Having served as general counsel of the ICI during the 104th Congress, when NSMIA was considered and enacted, I was “present at the creation” of this statute and I have written about it at some length.* As you probably know, in NSMIA, Congress determined that mutual funds should be regulated exclusively by the SEC, while the state would retain only certain investigative and enforcement powers.
Congress came to this judgment in light of the national character of the market in which funds now operate and their importance in the economy overall. When signing NSMIA into law in October 1996, President Clinton likewise noted that the legislation represented a more efficient division of oversight responsibility and would assure that “[m]utual funds, which are sold nationally, will be regulated nationally.”

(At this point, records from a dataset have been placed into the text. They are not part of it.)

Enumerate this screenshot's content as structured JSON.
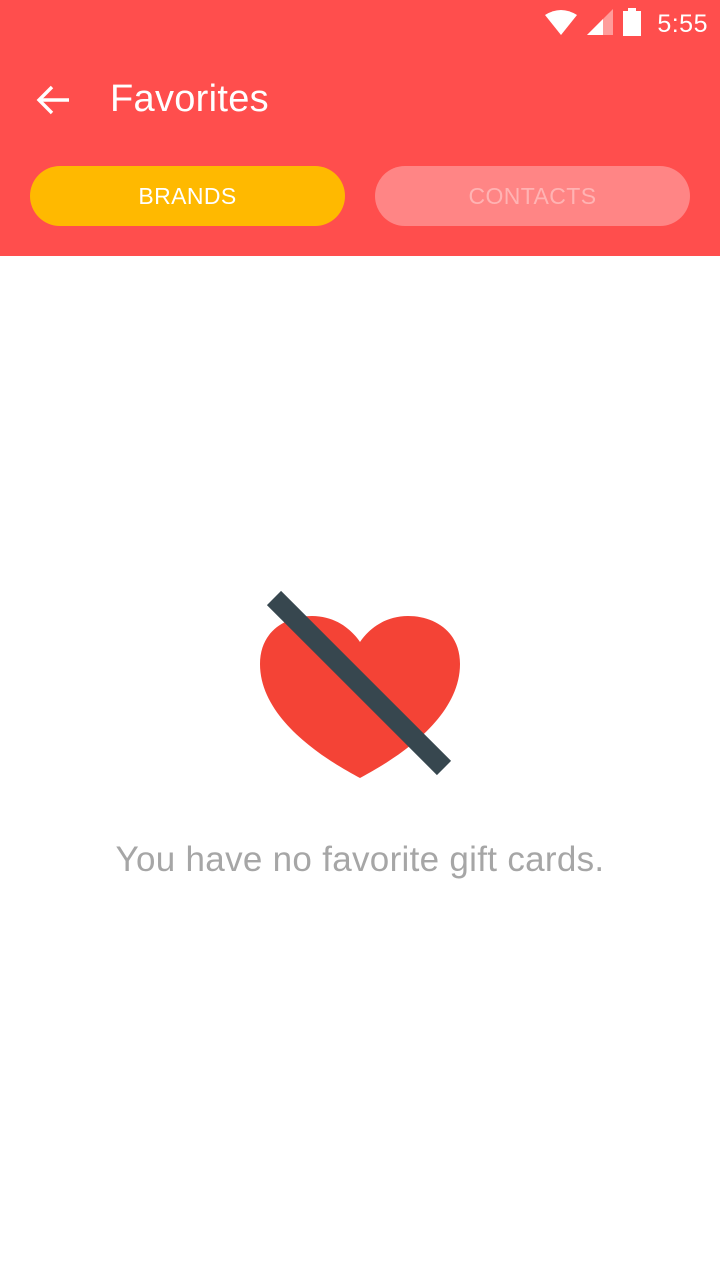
{
  "status_bar": {
    "time": "5:55",
    "icons": [
      "wifi-icon",
      "cell-signal-icon",
      "battery-icon"
    ]
  },
  "toolbar": {
    "title": "Favorites",
    "back_icon": "arrow-back-icon"
  },
  "tabs": [
    {
      "label": "BRANDS",
      "selected": true
    },
    {
      "label": "CONTACTS",
      "selected": false
    }
  ],
  "empty_state": {
    "illustration": "heart-crossed-out-icon",
    "message": "You have no favorite gift cards."
  },
  "colors": {
    "header_background": "#ff4e4d",
    "tab_selected": "#ffb900",
    "tab_unselected": "#ff8585",
    "heart": "#f44336",
    "slash": "#37474f",
    "message_text": "#a6a6a6"
  }
}
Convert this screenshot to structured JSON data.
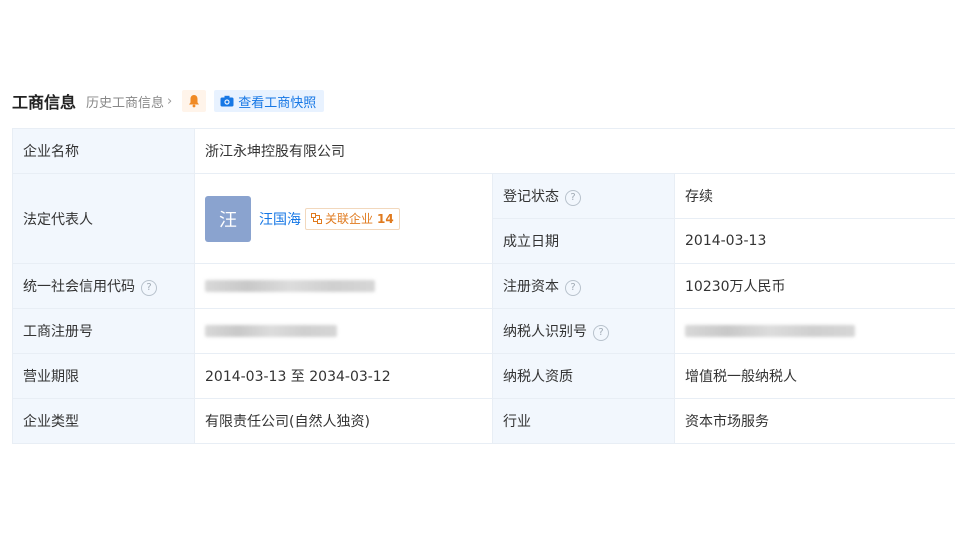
{
  "header": {
    "title": "工商信息",
    "history_link": "历史工商信息",
    "snapshot_button": "查看工商快照",
    "icons": {
      "history_chevron": "chevron-right-icon",
      "bell": "bell-icon",
      "camera": "camera-icon"
    }
  },
  "table": {
    "company_name": {
      "label": "企业名称",
      "value": "浙江永坤控股有限公司"
    },
    "legal_rep": {
      "label": "法定代表人",
      "avatar_char": "汪",
      "name": "汪国海",
      "related_label": "关联企业",
      "related_count": "14"
    },
    "reg_status": {
      "label": "登记状态",
      "value": "存续"
    },
    "established": {
      "label": "成立日期",
      "value": "2014-03-13"
    },
    "credit_code": {
      "label": "统一社会信用代码"
    },
    "reg_capital": {
      "label": "注册资本",
      "value": "10230万人民币"
    },
    "biz_reg_no": {
      "label": "工商注册号"
    },
    "taxpayer_id": {
      "label": "纳税人识别号"
    },
    "biz_term": {
      "label": "营业期限",
      "value": "2014-03-13 至 2034-03-12"
    },
    "taxpayer_qual": {
      "label": "纳税人资质",
      "value": "增值税一般纳税人"
    },
    "company_type": {
      "label": "企业类型",
      "value": "有限责任公司(自然人独资)"
    },
    "industry": {
      "label": "行业",
      "value": "资本市场服务"
    }
  },
  "colors": {
    "accent_blue": "#1677e5",
    "status_green": "#1aa34a",
    "label_bg": "#f2f7fd",
    "badge_orange": "#e07a1e"
  }
}
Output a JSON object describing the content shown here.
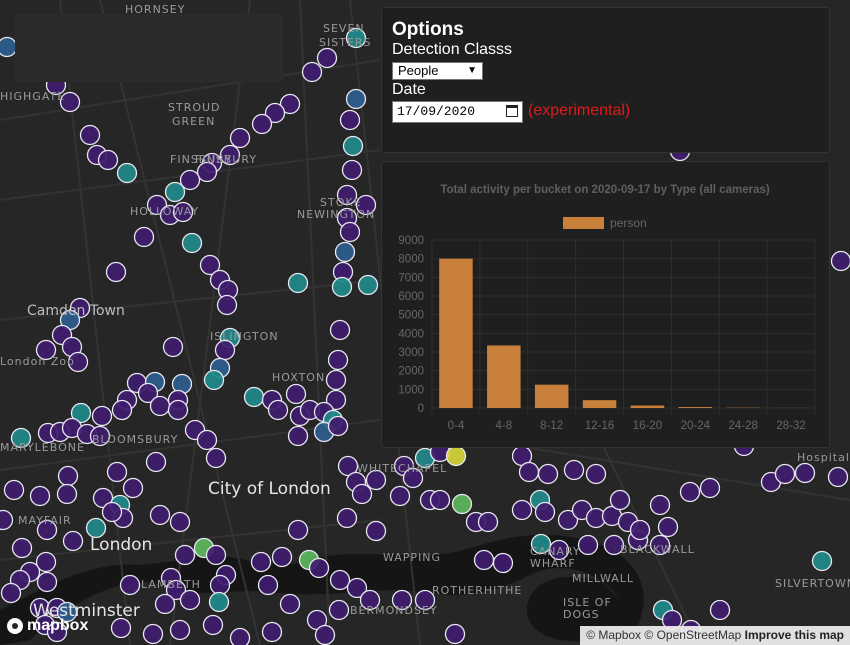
{
  "map": {
    "labels": [
      {
        "text": "HORNSEY",
        "cls": ""
      },
      {
        "text": "SEVEN",
        "cls": ""
      },
      {
        "text": "SISTERS",
        "cls": ""
      },
      {
        "text": "HIGHGATE",
        "cls": ""
      },
      {
        "text": "STROUD",
        "cls": ""
      },
      {
        "text": "GREEN",
        "cls": ""
      },
      {
        "text": "FINSBURY",
        "cls": ""
      },
      {
        "text": "HOLLOWAY",
        "cls": ""
      },
      {
        "text": "STOKE",
        "cls": ""
      },
      {
        "text": "NEWINGTON",
        "cls": ""
      },
      {
        "text": "Camden Town",
        "cls": "mid"
      },
      {
        "text": "ISLINGTON",
        "cls": ""
      },
      {
        "text": "London Zoo",
        "cls": ""
      },
      {
        "text": "HOXTON",
        "cls": ""
      },
      {
        "text": "BLOOMSBURY",
        "cls": ""
      },
      {
        "text": "MARYLEBONE",
        "cls": ""
      },
      {
        "text": "WHITECHAPEL",
        "cls": ""
      },
      {
        "text": "City of London",
        "cls": "big"
      },
      {
        "text": "MAYFAIR",
        "cls": ""
      },
      {
        "text": "London",
        "cls": "big"
      },
      {
        "text": "WAPPING",
        "cls": ""
      },
      {
        "text": "ROTHERHITHE",
        "cls": ""
      },
      {
        "text": "CANARY",
        "cls": ""
      },
      {
        "text": "WHARF",
        "cls": ""
      },
      {
        "text": "MILLWALL",
        "cls": ""
      },
      {
        "text": "ISLE OF",
        "cls": ""
      },
      {
        "text": "DOGS",
        "cls": ""
      },
      {
        "text": "BERMONDSEY",
        "cls": ""
      },
      {
        "text": "Westminster",
        "cls": "big"
      },
      {
        "text": "LAMBETH",
        "cls": ""
      },
      {
        "text": "Hospital",
        "cls": ""
      },
      {
        "text": "SILVERTOWN",
        "cls": ""
      },
      {
        "text": "BLACKWALL",
        "cls": ""
      },
      {
        "text": "FINSBURY",
        "cls": ""
      }
    ],
    "marker_colors": {
      "purple": "#3f1b6e",
      "teal": "#1f8a8a",
      "blue": "#2e5d8f",
      "green": "#5cb85c",
      "yellow": "#d6d63a"
    }
  },
  "options": {
    "title": "Options",
    "class_label": "Detection Classs",
    "class_value": "People",
    "date_label": "Date",
    "date_value": "17/09/2020",
    "experimental": "(experimental)"
  },
  "chart_data": {
    "type": "bar",
    "title": "Total activity per bucket on 2020-09-17 by Type (all cameras)",
    "categories": [
      "0-4",
      "4-8",
      "8-12",
      "12-16",
      "16-20",
      "20-24",
      "24-28",
      "28-32"
    ],
    "series": [
      {
        "name": "person",
        "values": [
          8000,
          3350,
          1250,
          420,
          130,
          50,
          15,
          5
        ]
      }
    ],
    "ylim": [
      0,
      9000
    ],
    "yticks": [
      0,
      1000,
      2000,
      3000,
      4000,
      5000,
      6000,
      7000,
      8000,
      9000
    ],
    "legend": "top",
    "bar_color": "#c8803a"
  },
  "attribution": {
    "mapbox": "© Mapbox",
    "osm": "© OpenStreetMap",
    "improve": "Improve this map",
    "logo": "mapbox"
  }
}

Under this new division of labor, NSMIA preserved the ability of the states “to investigate and bring enforcement actions with respect to fraud and deceit” or “unlawful conduct by a broker or dealer” in connection with sales of fund shares. At the same time, the Act foreclosed states from exercising any authority – whether by statute or administrative action – over the registration of mutual fund shares, the regulation of fund prospectuses and disclosure documents, or the operations of investment companies. Congress was aware that enforcement powers potentially may be used in a manner tantamount to regulation. For this reason, it directed that the states exercise their retained investigative and enforcement authority in a manner “consistent with” the broad pre-emptive policy of the Act.
Over the past year, state officials have wielded their remedial, “anti-fraud” authority to good effect – as they should and as NSMIA intended – in order to protect mutual fund investors in their jurisdictions. At the same time, the SEC has exercised its prescriptive, regulatory authority – as it should and as NSMIA also intended – to impose new, comprehensive nationwide standards on mutual funds in response to the scandal. In my judgment, the events of the past year have validated Congress’s design in NSMIA. To date, the scandal has not been – nor should it be-- the occasion for divergent and inconsistent regulatory responses by different states. Responses of this sort characterized state regulation of mutual funds prior to 1996 and ultimately led to the enactment of NSMIA.
Fourth, I believe in order to fulfill their respective roles under NSMIA, it is absolutely essential that the SEC and the states cooperate closely, both in the law enforcement realm and on matters of regulatory policy.
I recognize that the experience of state officials -- Attorneys General, Securities Commissioners, and others -- may suggest the desirability of modifying or adding to the body of mutual fund regulations in force through the SEC. This may include, for example, seeking to impose new disclosures to investors that a state official deems necessary or desirable to illuminate aspects of the fund or its advisor’s business practices. To advance the interests of fund investors most effectively, however, the framework established under NSMIA should be respected by operating to encourage a vigorous, continuing dialogue between the SEC and responsible state officials on issues of this kind.
The SEC, for its part, has proved highly receptive to improvements in fund regulation, especially in the area of disclosure practices.
In closing, let me emphasize our commitment to helping protect the interests of fund investors, in your states and nationwide. In the aftermath of the mutual fund scandal, there is much to be done to sustain confidence of fund shareholders. We welcome the opportunity to work with you toward this critically important objective.
* See generally, Mutual Funds, Investment Advisors and the National Securities Markets Improvement Act, 52 Bus. Lawyer 419 (1997) (with C. Tyle).